Gillum has backed positions such as Medicare for all, a $15-per-hour minimum wage, and restrictions on assault-style rifles and high-capacity magazines. Trump attacked Gillum on Wednesday morning, describing him as a "failed Socialist Mayor" and "not what Florida wants or needs!" The Tallahassee mayor responded that "what our state and country needs is decency, hope and leadership."
DeSantis has channeled Trump in pushing to reduce corporate taxes and regulation while promising to take a tougher stance on illegal immigration.
One factor that could follow Gillum throughout the race is an FBI investigation into corruption in the Tallahassee government. The mayor, who was not personally implicated, has said he has no tolerance for corruption.
While the gubernatorial primaries set off fireworks, the races for Congress in Florida went largely as expected on Tuesday. Nelson and Scott breezed to their party's nominations, setting up what promises to be a bitter, expensive contest. Flipping Nelson's seat would help Republicans keep or expand their 51 to 49 seat majority in the Senate.
Three Democratic House incumbents — Reps. Al Lawson, Stephanie Murphy and Darren Soto — on Tuesday easily held off primary challenges.
Tuesday set the stage for Florida's competitive congressional races. Democrats have several opportunities to pick up GOP-held seats in the state as they trip to flip the 23 Republican districts needed to take a House majority.
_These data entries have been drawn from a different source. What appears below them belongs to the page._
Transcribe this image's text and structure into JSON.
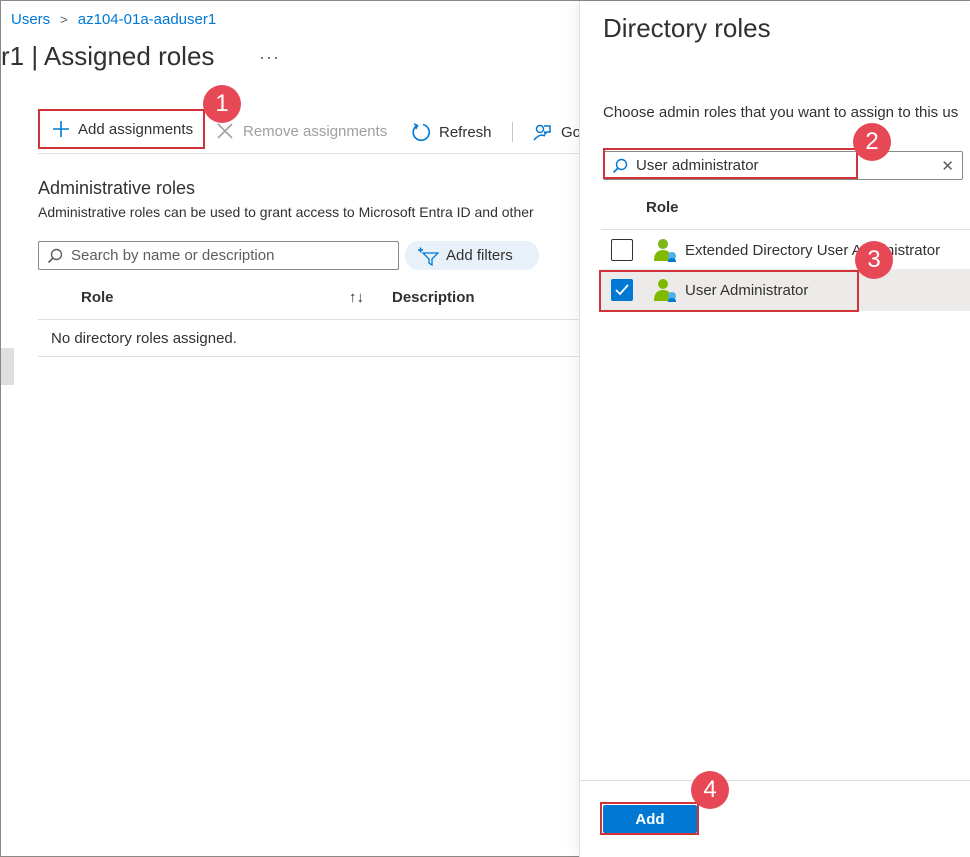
{
  "breadcrumb": {
    "items": [
      "Users",
      "az104-01a-aaduser1"
    ]
  },
  "page": {
    "title": "r1 | Assigned roles",
    "more": "···"
  },
  "toolbar": {
    "add_assignments": "Add assignments",
    "remove_assignments": "Remove assignments",
    "refresh": "Refresh",
    "go": "Go"
  },
  "section": {
    "title": "Administrative roles",
    "description": "Administrative roles can be used to grant access to Microsoft Entra ID and other"
  },
  "search": {
    "placeholder": "Search by name or description"
  },
  "filters": {
    "label": "Add filters"
  },
  "table": {
    "columns": [
      "Role",
      "Description"
    ],
    "sort_icon": "↑↓",
    "empty": "No directory roles assigned."
  },
  "panel": {
    "title": "Directory roles",
    "description": "Choose admin roles that you want to assign to this us",
    "search_value": "User administrator",
    "column": "Role",
    "roles": [
      {
        "label": "Extended Directory User Administrator",
        "checked": false
      },
      {
        "label": "User Administrator",
        "checked": true
      }
    ],
    "add_button": "Add"
  },
  "callouts": [
    "1",
    "2",
    "3",
    "4"
  ],
  "colors": {
    "accent": "#0078d4",
    "callout": "#e74856",
    "highlight": "#d13438"
  }
}
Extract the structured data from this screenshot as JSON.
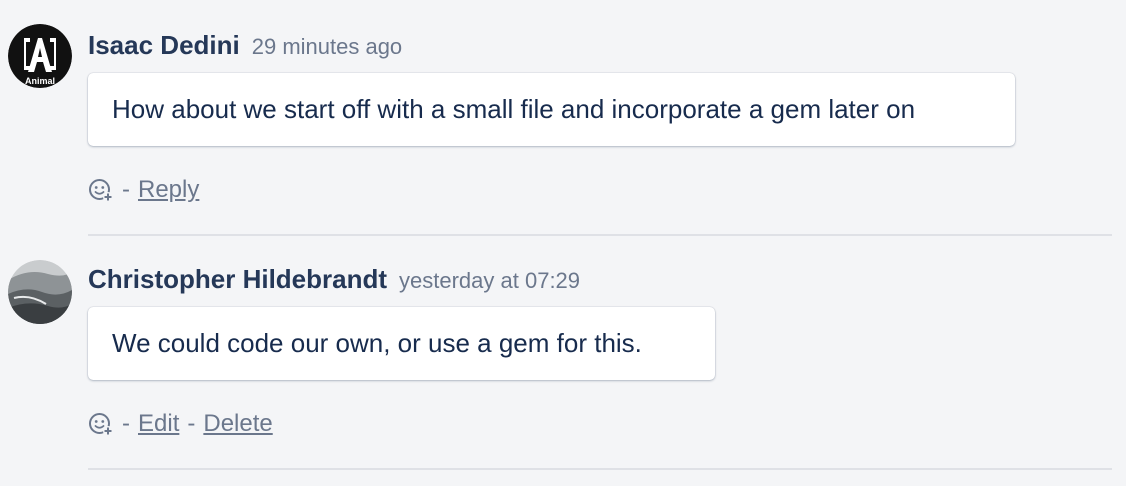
{
  "comments": [
    {
      "author": "Isaac Dedini",
      "time": "29 minutes ago",
      "body": "How about we start off with a small file and incorporate a gem later on",
      "avatar_text": "Animal",
      "actions": {
        "sep": "-",
        "reply": "Reply"
      }
    },
    {
      "author": "Christopher Hildebrandt",
      "time": "yesterday at 07:29",
      "body": "We could code our own, or use a gem for this.",
      "actions": {
        "sep1": "-",
        "edit": "Edit",
        "sep2": "-",
        "delete": "Delete"
      }
    }
  ],
  "colors": {
    "background": "#f4f5f7",
    "author": "#253858",
    "muted": "#6b778c",
    "divider": "#dfe1e6"
  }
}
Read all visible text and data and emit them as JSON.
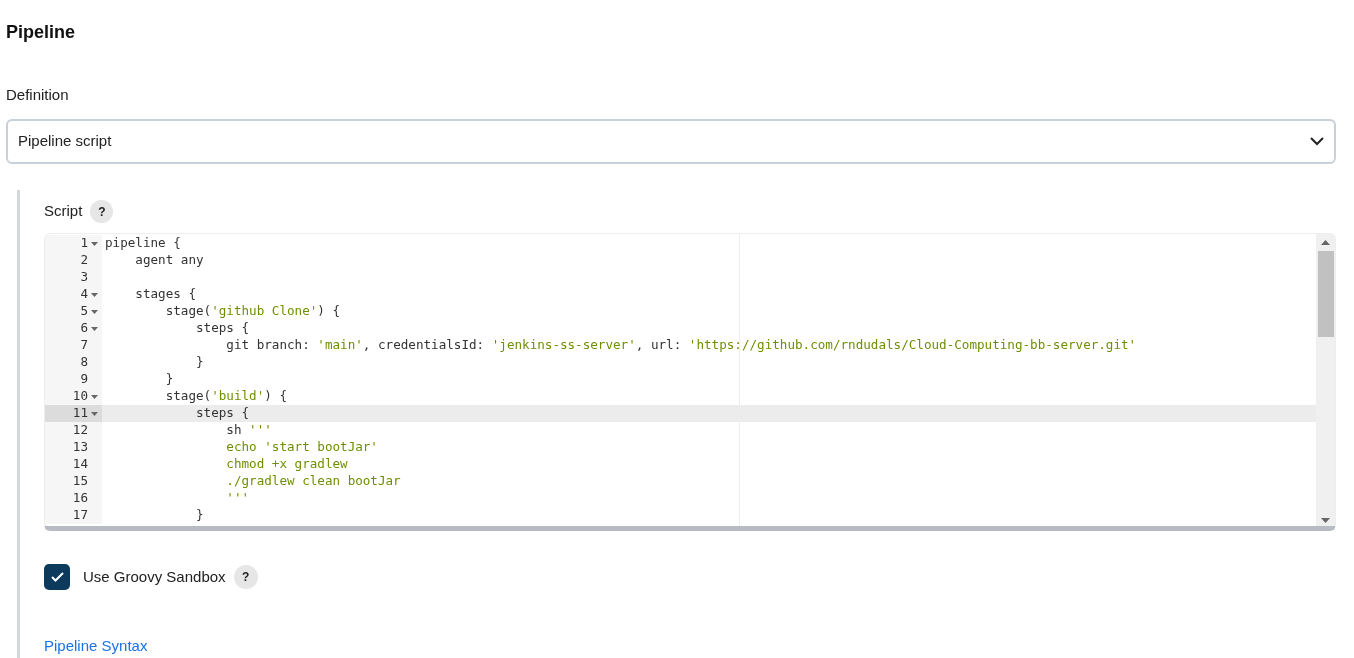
{
  "section_title": "Pipeline",
  "definition": {
    "label": "Definition",
    "value": "Pipeline script"
  },
  "script": {
    "label": "Script",
    "help": "?",
    "lines": [
      {
        "number": "1",
        "fold": true,
        "active": false,
        "segments": [
          {
            "kind": "plain",
            "text": "pipeline {"
          }
        ]
      },
      {
        "number": "2",
        "fold": false,
        "active": false,
        "segments": [
          {
            "kind": "plain",
            "text": "    agent any"
          }
        ]
      },
      {
        "number": "3",
        "fold": false,
        "active": false
      },
      {
        "number": "4",
        "fold": true,
        "active": false,
        "segments": [
          {
            "kind": "plain",
            "text": "    stages {"
          }
        ]
      },
      {
        "number": "5",
        "fold": true,
        "active": false,
        "segments": [
          {
            "kind": "plain",
            "text": "        stage("
          },
          {
            "kind": "string",
            "text": "'github Clone'"
          },
          {
            "kind": "plain",
            "text": ") {"
          }
        ]
      },
      {
        "number": "6",
        "fold": true,
        "active": false,
        "segments": [
          {
            "kind": "plain",
            "text": "            steps {"
          }
        ]
      },
      {
        "number": "7",
        "fold": false,
        "active": false,
        "segments": [
          {
            "kind": "plain",
            "text": "                git branch: "
          },
          {
            "kind": "string",
            "text": "'main'"
          },
          {
            "kind": "plain",
            "text": ", credentialsId: "
          },
          {
            "kind": "string",
            "text": "'jenkins-ss-server'"
          },
          {
            "kind": "plain",
            "text": ", url: "
          },
          {
            "kind": "string",
            "text": "'https://github.com/rndudals/Cloud-Computing-bb-server.git'"
          }
        ]
      },
      {
        "number": "8",
        "fold": false,
        "active": false,
        "segments": [
          {
            "kind": "plain",
            "text": "            }"
          }
        ]
      },
      {
        "number": "9",
        "fold": false,
        "active": false,
        "segments": [
          {
            "kind": "plain",
            "text": "        }"
          }
        ]
      },
      {
        "number": "10",
        "fold": true,
        "active": false,
        "segments": [
          {
            "kind": "plain",
            "text": "        stage("
          },
          {
            "kind": "string",
            "text": "'build'"
          },
          {
            "kind": "plain",
            "text": ") {"
          }
        ]
      },
      {
        "number": "11",
        "fold": true,
        "active": true,
        "segments": [
          {
            "kind": "plain",
            "text": "            steps {"
          }
        ]
      },
      {
        "number": "12",
        "fold": false,
        "active": false,
        "segments": [
          {
            "kind": "plain",
            "text": "                sh "
          },
          {
            "kind": "string",
            "text": "'''"
          }
        ]
      },
      {
        "number": "13",
        "fold": false,
        "active": false,
        "segments": [
          {
            "kind": "string",
            "text": "                echo 'start bootJar'"
          }
        ]
      },
      {
        "number": "14",
        "fold": false,
        "active": false,
        "segments": [
          {
            "kind": "string",
            "text": "                chmod +x gradlew"
          }
        ]
      },
      {
        "number": "15",
        "fold": false,
        "active": false,
        "segments": [
          {
            "kind": "string",
            "text": "                ./gradlew clean bootJar"
          }
        ]
      },
      {
        "number": "16",
        "fold": false,
        "active": false,
        "segments": [
          {
            "kind": "string",
            "text": "                '''"
          }
        ]
      },
      {
        "number": "17",
        "fold": false,
        "active": false,
        "segments": [
          {
            "kind": "plain",
            "text": "            }"
          }
        ]
      }
    ]
  },
  "sandbox": {
    "label": "Use Groovy Sandbox",
    "checked": true,
    "help": "?"
  },
  "syntax_link": "Pipeline Syntax"
}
The party has perhaps its best chance in the Miami-area 27th District, where former Health and Human Services Secretary Donna Shalala won the Democratic primary. She will face Cuban-American journalist Maria Salazar, who aims to succeed longtime Cuban-American Rep. Ileana Ros-Lehtinen in a district Democrat Hillary Clinton won easily in 2016.
Democrat Debbie Mucarsel-Powell won her primary for Florida's 26th District and will face GOP Rep. Carlos Curbelo. Clinton also won that district, which encompasses the southern most parts of the state.
Trump got his preferred candidate in Florida's gubernatorial primary. But in another major GOP contest, the president was conspicuously silent until after voters chose the general election nominees.
McSally easily won the Republican primary for Senate in Arizona. She will face off against Democrat Sinema in a contest to succeed Flake. The seat is perhaps Democrats' best Senate pickup opportunity on an otherwise brutal election map.
After McSally had beaten conservatives Kelli Ward and Joe Arpaio, Trump endorsed her on Wednesday morning.
The race for McSally's current 2nd District seat will factor heavily into the fight for House control. Former Democratic U.S. Rep. Ann Kirkpatrick will take on GOP businesswoman Lea Marquez Peterson in a bid to flip the seat. In 2016, Clinton won the district, which includes parts of Tuscon and stretches to the Southeastern corner of the state.
Arizona's 1st District, a sprawling area in the Northeastern part of the state that Trump won in 2016, is represented by a Democrat. Incumbent Rep. Tom O'Halleran will go against Air Force veteran Wendy Rogers.
In another statewide race, incumbent Republican Gov. Doug Ducey will face former education official David Garcia in his re-election bid.
Conservative businessman Kevin Stitt won the GOP primary runoff for Oklahoma governor on Tuesday. He beat Oklahoma City Mayor Mick Cornett, who was considered a more centrist candidate.
At least one top election forecaster, Sabato's Crystal Ball, thinks that result makes the race more competitive for Democratic former state Attorney General Drew Edmondson. The nonpartisan analysis site will change its rating of the race to "leans" Republican from "likely" Republican.